• Activity
Pictures aside, each entry has to be returned exactly as it stands.

• Data supplied
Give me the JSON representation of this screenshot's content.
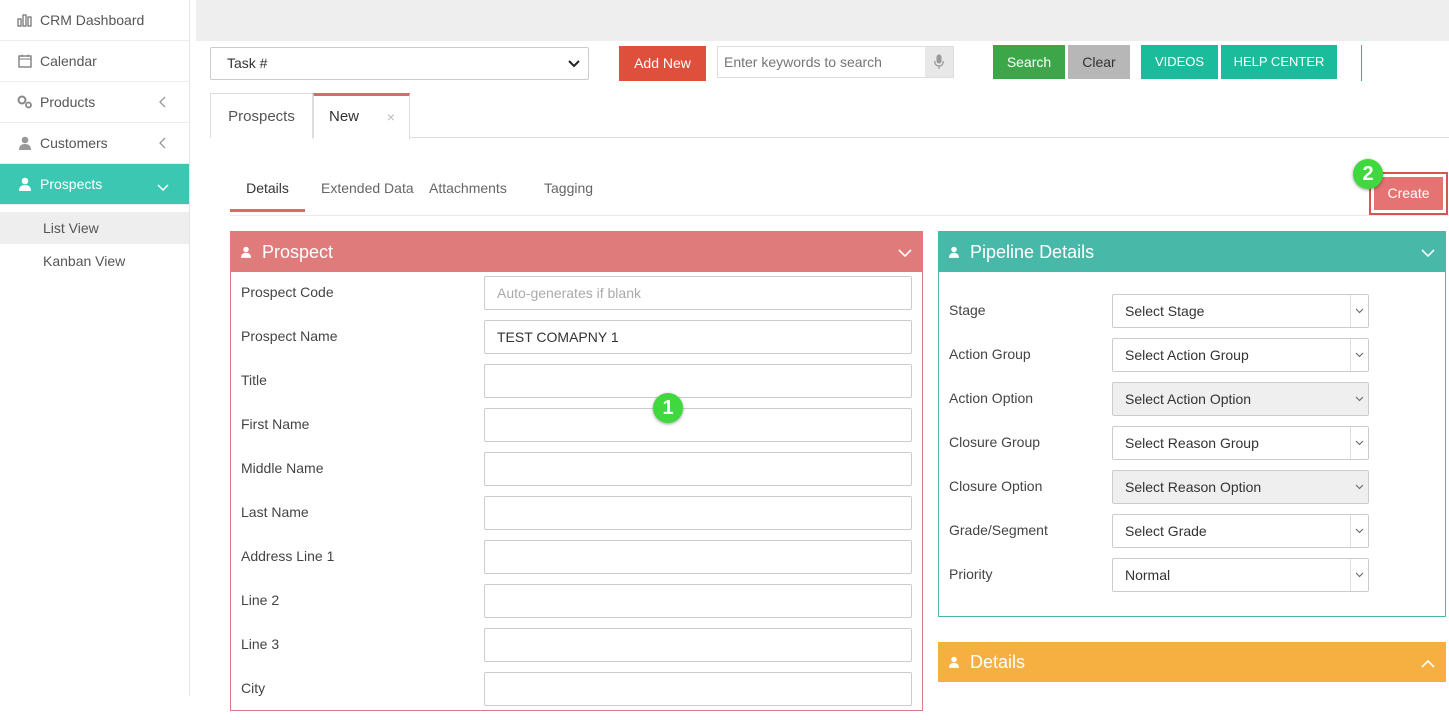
{
  "sidebar": {
    "items": [
      {
        "label": "CRM Dashboard",
        "icon": "bar-chart-icon"
      },
      {
        "label": "Calendar",
        "icon": "calendar-icon"
      },
      {
        "label": "Products",
        "icon": "gears-icon"
      },
      {
        "label": "Customers",
        "icon": "user-icon"
      },
      {
        "label": "Prospects",
        "icon": "user-icon"
      }
    ],
    "subitems": [
      "List View",
      "Kanban View"
    ]
  },
  "toolbar": {
    "task_select": "Task #",
    "add_new": "Add New",
    "search_placeholder": "Enter keywords to search",
    "search": "Search",
    "clear": "Clear",
    "videos": "VIDEOS",
    "help_center": "HELP CENTER"
  },
  "tabs": [
    {
      "label": "Prospects"
    },
    {
      "label": "New",
      "close": "×"
    }
  ],
  "subtabs": [
    "Details",
    "Extended Data",
    "Attachments",
    "Tagging"
  ],
  "create_button": "Create",
  "badges": [
    "1",
    "2"
  ],
  "prospect_panel": {
    "title": "Prospect",
    "fields": [
      {
        "label": "Prospect Code",
        "value": "",
        "placeholder": "Auto-generates if blank"
      },
      {
        "label": "Prospect Name",
        "value": "TEST COMAPNY 1",
        "placeholder": ""
      },
      {
        "label": "Title",
        "value": "",
        "placeholder": ""
      },
      {
        "label": "First Name",
        "value": "",
        "placeholder": ""
      },
      {
        "label": "Middle Name",
        "value": "",
        "placeholder": ""
      },
      {
        "label": "Last Name",
        "value": "",
        "placeholder": ""
      },
      {
        "label": "Address Line 1",
        "value": "",
        "placeholder": ""
      },
      {
        "label": "Line 2",
        "value": "",
        "placeholder": ""
      },
      {
        "label": "Line 3",
        "value": "",
        "placeholder": ""
      },
      {
        "label": "City",
        "value": "",
        "placeholder": ""
      }
    ]
  },
  "pipeline_panel": {
    "title": "Pipeline Details",
    "fields": [
      {
        "label": "Stage",
        "value": "Select Stage"
      },
      {
        "label": "Action Group",
        "value": "Select Action Group"
      },
      {
        "label": "Action Option",
        "value": "Select Action Option"
      },
      {
        "label": "Closure Group",
        "value": "Select Reason Group"
      },
      {
        "label": "Closure Option",
        "value": "Select Reason Option"
      },
      {
        "label": "Grade/Segment",
        "value": "Select Grade"
      },
      {
        "label": "Priority",
        "value": "Normal"
      }
    ]
  },
  "details_panel": {
    "title": "Details"
  },
  "colors": {
    "teal": "#3cc7b3",
    "prospect_red": "#e07b7b",
    "pipeline_teal": "#48b8a8",
    "details_orange": "#f6b041",
    "add_new_red": "#de4f3c",
    "search_green": "#3ca649"
  }
}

• Written answer
Give me the JSON representation of this screenshot's content.
{
  "sidebar": {
    "items": [
      {
        "label": "CRM Dashboard",
        "icon": "bar-chart-icon"
      },
      {
        "label": "Calendar",
        "icon": "calendar-icon"
      },
      {
        "label": "Products",
        "icon": "gears-icon"
      },
      {
        "label": "Customers",
        "icon": "user-icon"
      },
      {
        "label": "Prospects",
        "icon": "user-icon"
      }
    ],
    "subitems": [
      "List View",
      "Kanban View"
    ]
  },
  "toolbar": {
    "task_select": "Task #",
    "add_new": "Add New",
    "search_placeholder": "Enter keywords to search",
    "search": "Search",
    "clear": "Clear",
    "videos": "VIDEOS",
    "help_center": "HELP CENTER"
  },
  "tabs": [
    {
      "label": "Prospects"
    },
    {
      "label": "New",
      "close": "×"
    }
  ],
  "subtabs": [
    "Details",
    "Extended Data",
    "Attachments",
    "Tagging"
  ],
  "create_button": "Create",
  "badges": [
    "1",
    "2"
  ],
  "prospect_panel": {
    "title": "Prospect",
    "fields": [
      {
        "label": "Prospect Code",
        "value": "",
        "placeholder": "Auto-generates if blank"
      },
      {
        "label": "Prospect Name",
        "value": "TEST COMAPNY 1",
        "placeholder": ""
      },
      {
        "label": "Title",
        "value": "",
        "placeholder": ""
      },
      {
        "label": "First Name",
        "value": "",
        "placeholder": ""
      },
      {
        "label": "Middle Name",
        "value": "",
        "placeholder": ""
      },
      {
        "label": "Last Name",
        "value": "",
        "placeholder": ""
      },
      {
        "label": "Address Line 1",
        "value": "",
        "placeholder": ""
      },
      {
        "label": "Line 2",
        "value": "",
        "placeholder": ""
      },
      {
        "label": "Line 3",
        "value": "",
        "placeholder": ""
      },
      {
        "label": "City",
        "value": "",
        "placeholder": ""
      }
    ]
  },
  "pipeline_panel": {
    "title": "Pipeline Details",
    "fields": [
      {
        "label": "Stage",
        "value": "Select Stage"
      },
      {
        "label": "Action Group",
        "value": "Select Action Group"
      },
      {
        "label": "Action Option",
        "value": "Select Action Option"
      },
      {
        "label": "Closure Group",
        "value": "Select Reason Group"
      },
      {
        "label": "Closure Option",
        "value": "Select Reason Option"
      },
      {
        "label": "Grade/Segment",
        "value": "Select Grade"
      },
      {
        "label": "Priority",
        "value": "Normal"
      }
    ]
  },
  "details_panel": {
    "title": "Details"
  },
  "colors": {
    "teal": "#3cc7b3",
    "prospect_red": "#e07b7b",
    "pipeline_teal": "#48b8a8",
    "details_orange": "#f6b041",
    "add_new_red": "#de4f3c",
    "search_green": "#3ca649"
  }
}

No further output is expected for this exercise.